Quick – name some of your favorite companies that love to use direct mail.
Are any of them startups?
Many brands have built their businesses by being disruptors in their industries. Even better – they’re hip, hot, and savvy. And a surprising number of them use direct mail marketing to stand out, convert new customers, and build loyalty.
Why? Two big reasons.
First, they know that mail can help them reach prospects who might otherwise be missed by digital channels like the web, email, or social media. Not everyone is a digital-first consumer.
Even digital natives like Millennials and Generation Z have to deal with inboxes that are overflowing with promotions, bills, receipts, newsletters, and more. Add to this digital picture social media microtargeting, popups in videos and apps – it seems like it never ends.
Second, they understand that print – ink on paper – is powerful. A brand on a screen works on only two senses: sight and sound. Paper, though, comes in many different sizes, shapes, weights, textures, and finishes. Print gives customers another way to experience and interact with your brand marketing.
Here are a few examples of startups that create standout direct mail communications.
HelloFresh focuses on benefits
HelloFresh, the largest meal-kit provider in the United States, mailed a campaign that wants to make its prospects’ lives as easy as possible. To start with, the outer envelope’s big opaque showcase window teases an $80 discount response card tipped to a brochure inside. Who wouldn’t be intrigued enough to open it?
Inside, ingredients like lots of green (the brand color) and appetizing food photos set the table for the customer. One panel lays out the simple choice of 3 meal plans (veggie, classic, and family) with a short caption describing the dishes.
In a vertical spread, HelloFresh presents the main benefit of its service in a headline: “Spend less time MAKING and more time Enjoying.” Subheads – each with an icon and some copy – break the pitch down into individual benefits: simplicity, convenience, and variety.
Ritual.com takes on customer skepticism
Vitamins have long been a popular category in direct mail marketing, with promotions using lots of copy in big type, “expert” claims and guarantees, and confusing diagrams.
Ritual’s approach is different. On this postcard, it shows two clear supplements positioned between two fingers. Against a backdrop of the brand’s colors, the headline is simple and direct: “This is not a miracle.”
The spare design uses the white space on the card to focus the reader on introducing the benefits of its Essential for Women supplement. Icons represent how its nutrients aid heart, brain, bone, and blood health. And a major pain point of many vitamins – nausea – is likewise mentioned with a single line.
Bombas connects mission to its merchandise
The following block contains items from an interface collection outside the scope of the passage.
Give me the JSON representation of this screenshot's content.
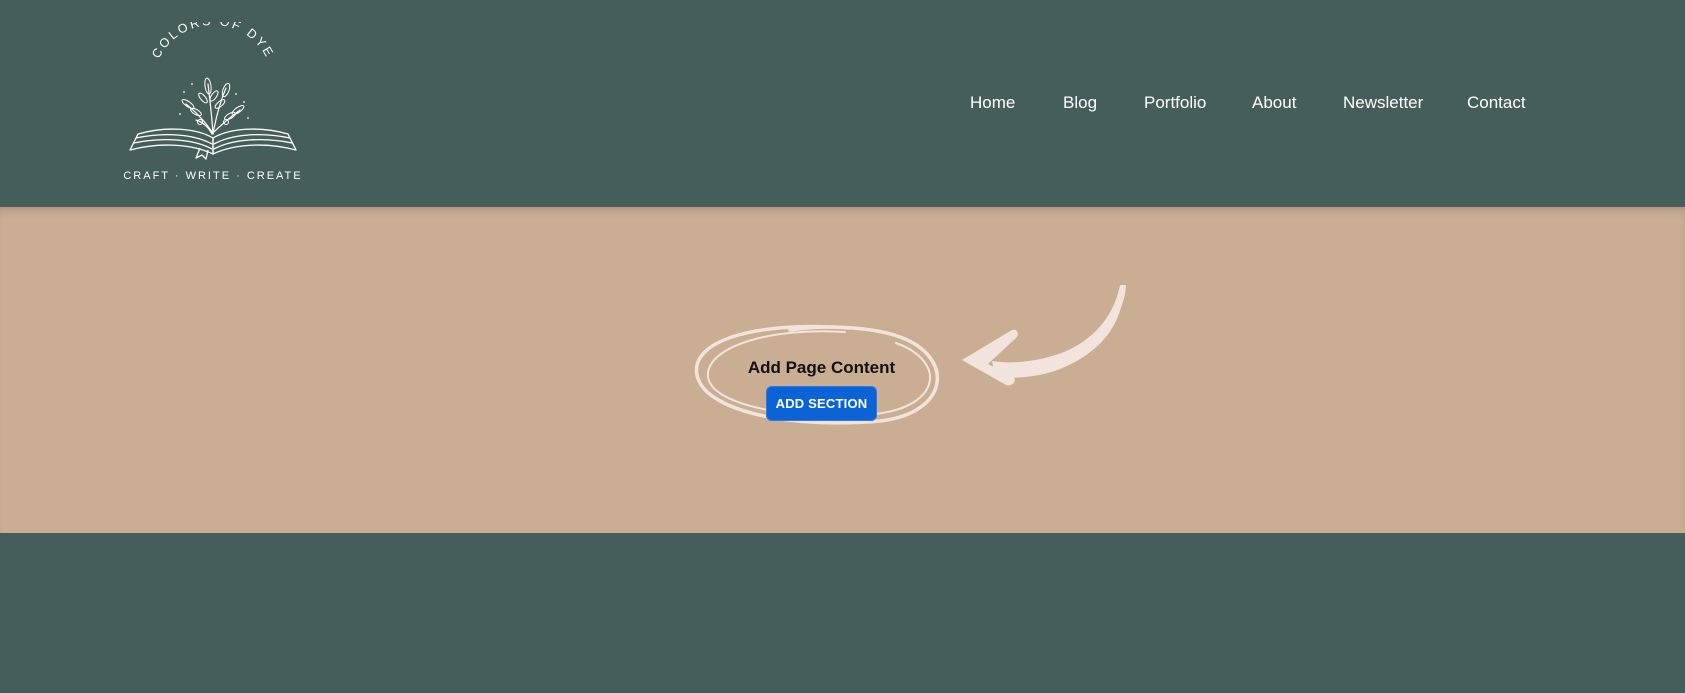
{
  "logo": {
    "arc_text": "COLORS OF DYE",
    "tagline": "CRAFT · WRITE · CREATE",
    "icon": "open-book-with-plant-icon"
  },
  "nav": {
    "items": [
      "Home",
      "Blog",
      "Portfolio",
      "About",
      "Newsletter",
      "Contact"
    ]
  },
  "main": {
    "heading": "Add Page Content",
    "button_label": "ADD SECTION"
  },
  "colors": {
    "header_bg": "#465e5b",
    "content_bg": "#c9ae93",
    "button_bg": "#0b63d6",
    "accent_stroke": "#f2e4dc"
  }
}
Lots of companies sell socks, so what makes Bombas special? The apparel company’s unique selling proposition (USP) is right there on the front panel of this folded self-mailer: comfort. “The only socks you’ll want to wear this summer,” the headline claims. Above, a photo of someone wearing one of the “no show” socks. And that’s about it.
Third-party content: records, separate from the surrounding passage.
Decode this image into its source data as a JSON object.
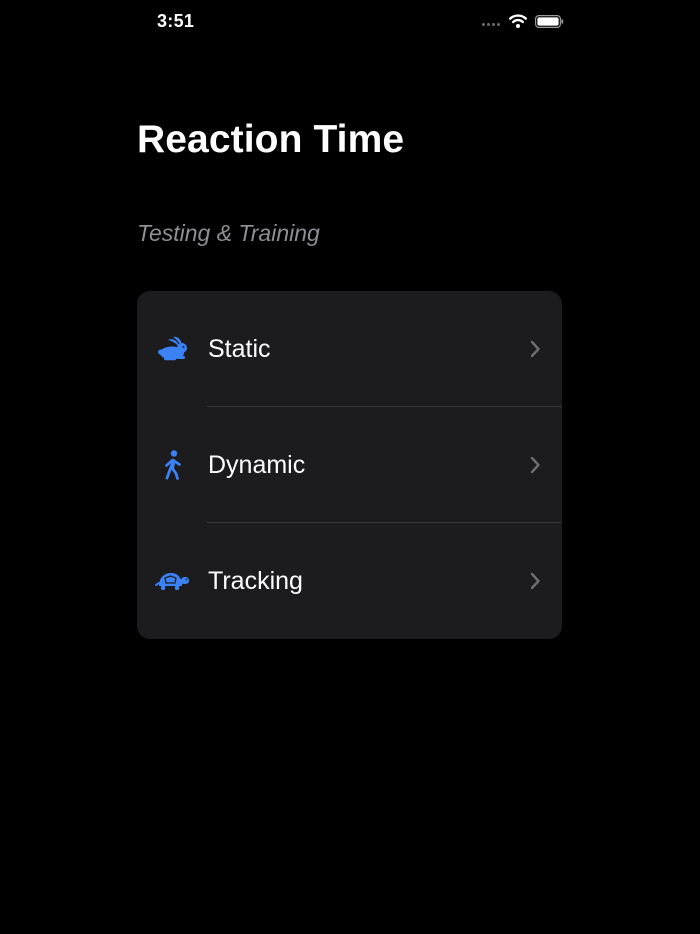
{
  "status_bar": {
    "time": "3:51",
    "icons": [
      "signal-dots-icon",
      "wifi-icon",
      "battery-icon"
    ]
  },
  "header": {
    "title": "Reaction Time",
    "subtitle": "Testing & Training"
  },
  "menu": {
    "items": [
      {
        "label": "Static",
        "icon": "rabbit-icon"
      },
      {
        "label": "Dynamic",
        "icon": "walking-person-icon"
      },
      {
        "label": "Tracking",
        "icon": "turtle-icon"
      }
    ]
  },
  "colors": {
    "background": "#000000",
    "card": "#1c1c1e",
    "accent": "#3b82f6",
    "subtitle": "#8e8e93",
    "chevron": "#6e6e73"
  }
}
The customer can discover more inside about the socks and the introductory discount on the inside. Panels have spreads that include diagrams on the innovative construction of the retailer’s socks and show different sock colors.
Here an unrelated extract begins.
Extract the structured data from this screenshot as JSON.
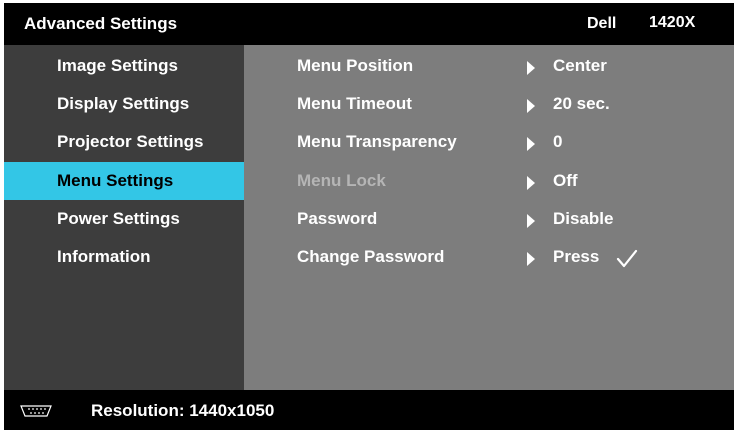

Customers also learn about the business practice that earned Bombas a B Corporation certification: For each pair of socks sold, the company gives a pair to homeless causes, with over 20 million donated to date.
Wrapping it up
These three direct mail efforts help each of these companies explain or show part of their stories, who they are as brands.
Not every direct mail marketing piece can do that. As the printed expression of your brand, your mailing has to be well-designed, target the right audience, and make the right offer to fulfill its purpose: driving response.
Keep things simple with a single, easy-to-understand offer or incentive that the consumer doesn’t have to work hard to find.
Self-mailers, postcards, and letters have many simple, classic ways to grab and keep your customers’ attention and motivate them to act. Short headlines, interesting and high-quality images, and smart strategy can make a big difference in creating successful direct mail.
At mailing.com, our printing experts will work with you to help you tell your brand’s stories. We can suggest the best options given your brand’s individual campaign goals as well as your budget.
Please reach out to us! We’d love to show you how you can put today’s direct mail to work in your next campaign.